“IBD impacts physical, psychological, and social wellbeing and the reverse is true as well –psychological health affects IBD,” Niharika (Rika) Mallepally, MD, an internal medicine resident at Baylor College of Medicine, said during her presentation. “Clinically, this is evident. Both conditions are chronic with medication regimens and symptomatic control that vary over time, requiring changes in management and constant adjustment for patient and provider.”
Mallepally noted, however, that current literature lacks a uniform explanation of the relationship between IBD and psychological health.
“Most studies explore IBD and psychological health with one measure or one point in time,” she said. “But depression and anxiety symptoms are dynamic, and we believe that changes are best captured in a longitudinal study with a multifactorial lens.”
Mallepally and colleagues conducted a prospective, longitudinal study from August 2014 to June 2018 on patients who presented to the IBD clinic at the Michael E. DeBakey VA Medical Center.
The goal was to assess the dynamic nature of psychological health in a veteran patient population with IBD over time.
Patients were included in the study if they had a diagnosis of Crohn’s disease or ulcerative colitis, were aged at least 18 years and had at least one clinic visit during the study period where a psychological health evaluation was completed.
Patients were excluded if they had an undetermined IBD diagnosis.
Depression symptoms were assessed using the Patient Health Questionnaire 8 (PHQ-8) and anxiety symptoms were assessed using the Generalized Anxiety Disorder 7 (GAD-7).
Less than 200 patients (n = 187) enrolled in the study, and 159 were included as the other patients did not have a completed set of psychological health data. The researchers included a subset of patients (n = 80) who had at least three completed visits where psychological health data was available.
Change in depression and anxiety symptoms over time served as the study’s primary endpoint.
Additional secondary endpoints included the association of depression and anxiety symptoms over time with clinical characteristics in patients with at least three visits.
Less than a quarter of patients had a diagnosis of anxiety (16.8%) or depression (23.7%) at baseline. An even smaller percentage (8.9%) had an existing diagnosis of both anxiety and depression at baseline.
More than half (55%) of patients who had at least three visits where psychological health data was available had a PHQ-8 score of less than 9, which was considered as having no depressive symptoms. Fifteen percent of those with at least three visits were considered to have moderate to severe persistent depressive symptoms.

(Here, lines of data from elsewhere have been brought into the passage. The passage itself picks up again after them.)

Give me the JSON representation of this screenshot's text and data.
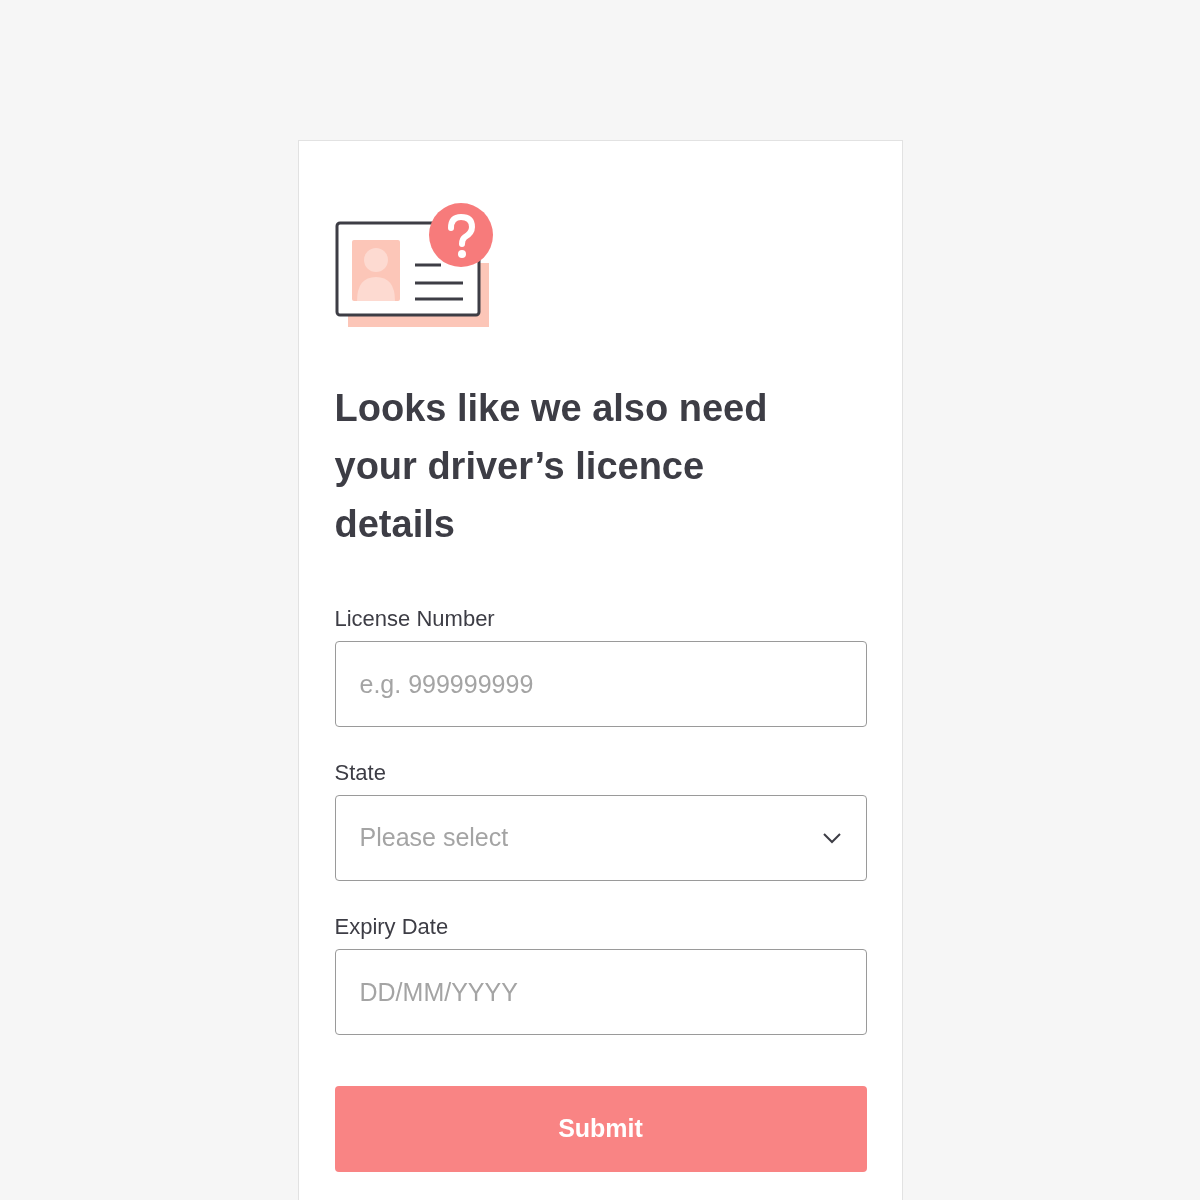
{
  "heading": "Looks like we also need your driver’s licence details",
  "fields": [
    {
      "kind": "text",
      "label": "License Number",
      "placeholder": "e.g. 999999999"
    },
    {
      "kind": "select",
      "label": "State",
      "placeholder": "Please select"
    },
    {
      "kind": "text",
      "label": "Expiry Date",
      "placeholder": "DD/MM/YYYY"
    }
  ],
  "submit": "Submit"
}
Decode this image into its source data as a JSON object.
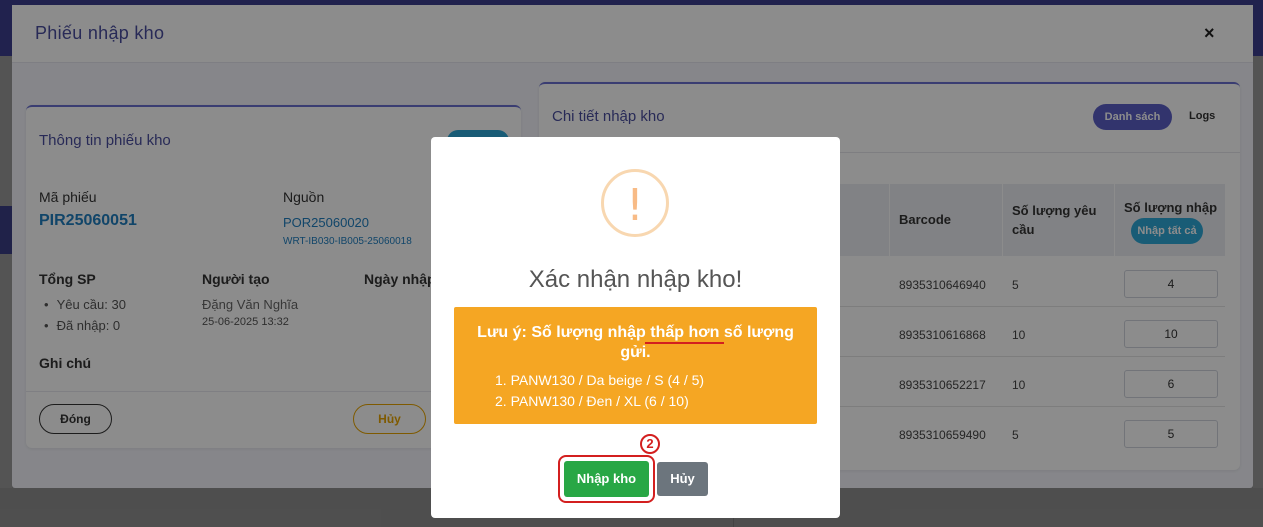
{
  "modal": {
    "title": "Phiếu nhập kho",
    "close_symbol": "×"
  },
  "info_card": {
    "title": "Thông tin phiếu kho",
    "code_label": "Mã phiếu",
    "code_value": "PIR25060051",
    "source_label": "Nguồn",
    "source_value": "POR25060020",
    "source_ref": "WRT-IB030-IB005-25060018",
    "total_label": "Tổng SP",
    "total_requested": "Yêu cầu: 30",
    "total_received": "Đã nhập: 0",
    "creator_label": "Người tạo",
    "creator_name": "Đặng Văn Nghĩa",
    "created_at": "25-06-2025 13:32",
    "date_label": "Ngày nhập",
    "note_label": "Ghi chú",
    "close_button": "Đóng",
    "cancel_button": "Hủy"
  },
  "detail_card": {
    "title": "Chi tiết nhập kho",
    "tab_list": "Danh sách",
    "tab_logs": "Logs",
    "columns": {
      "barcode": "Barcode",
      "requested": "Số lượng yêu cầu",
      "received": "Số lượng nhập",
      "receive_all": "Nhập tất cả"
    },
    "rows": [
      {
        "barcode": "8935310646940",
        "requested": "5",
        "received": "4"
      },
      {
        "barcode": "8935310616868",
        "requested": "10",
        "received": "10"
      },
      {
        "barcode": "8935310652217",
        "requested": "10",
        "received": "6"
      },
      {
        "barcode": "8935310659490",
        "requested": "5",
        "received": "5"
      }
    ]
  },
  "dialog": {
    "icon": "warning-icon",
    "icon_symbol": "!",
    "title": "Xác nhận nhập kho!",
    "notice_line1": "Lưu ý: Số lượng nhập thấp hơn số lượng",
    "notice_line2": "gửi.",
    "items": [
      "1. PANW130 / Da beige / S (4 / 5)",
      "2. PANW130 / Đen / XL (6 / 10)"
    ],
    "step_marker": "2",
    "confirm_button": "Nhập kho",
    "cancel_button": "Hủy"
  },
  "colors": {
    "accent": "#5b5fc7",
    "notice": "#f5a623",
    "confirm": "#28a745",
    "highlight": "#d31f1f"
  }
}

“What we found most interesting was this 30% of patients that remained whose depressive symptoms when viewed longitudinally changed between different categories of severity,” she said. “In this subset, there’s still not perfect uniformity, but there’s a clear picture of what might be happening at the patient level. At a glance, of the patients whose symptoms changed between mild, moderate and severe, most of the transition happens between mild and moderate and most movement is not unidirectional. Patients move back and forth between different buckets of severity. Though some patients do seem to be getting worse, some do seem to be getting better over time and it’s not in a uniform direction. Understanding as much ... can significantly alter a patient’s symptom and disease management.”
Female gender was associated with a higher maximum anxiety score (12.8; n = 22, P = .04) and a higher proportion of visits with moderate or severe anxiety symptoms (0.43; P = .01). Patient-reported dietary restrictions and disability work status were associated with higher maximum depression and anxiety symptom scores, as well.
Mallepally acknowledged there were some limitations with the study.
“As this was an observational study, we could not prove causation,” she said. “For example, considering how dietary modifications were correlated with severe anxiety scores. It's hard to know which came first, did the anxious patient change diet in an attempt to change their IBD symptoms or did the IBD symptoms cause a certain level of distress that promoted anxiety symptoms. Also, our veteran population is predominantly male and psychological health burden of that is very different than from the general population. So further studies are certainly required to externally validate [these results].” – by Ryan McDonald
Mallepally N, et al. Abstract 15. Presented at: Crohn’s & Colitis Congress; Feb. 7-9, 2019; Las Vegas.
Disclosure: Mallepally reports no relevant financial disclosures.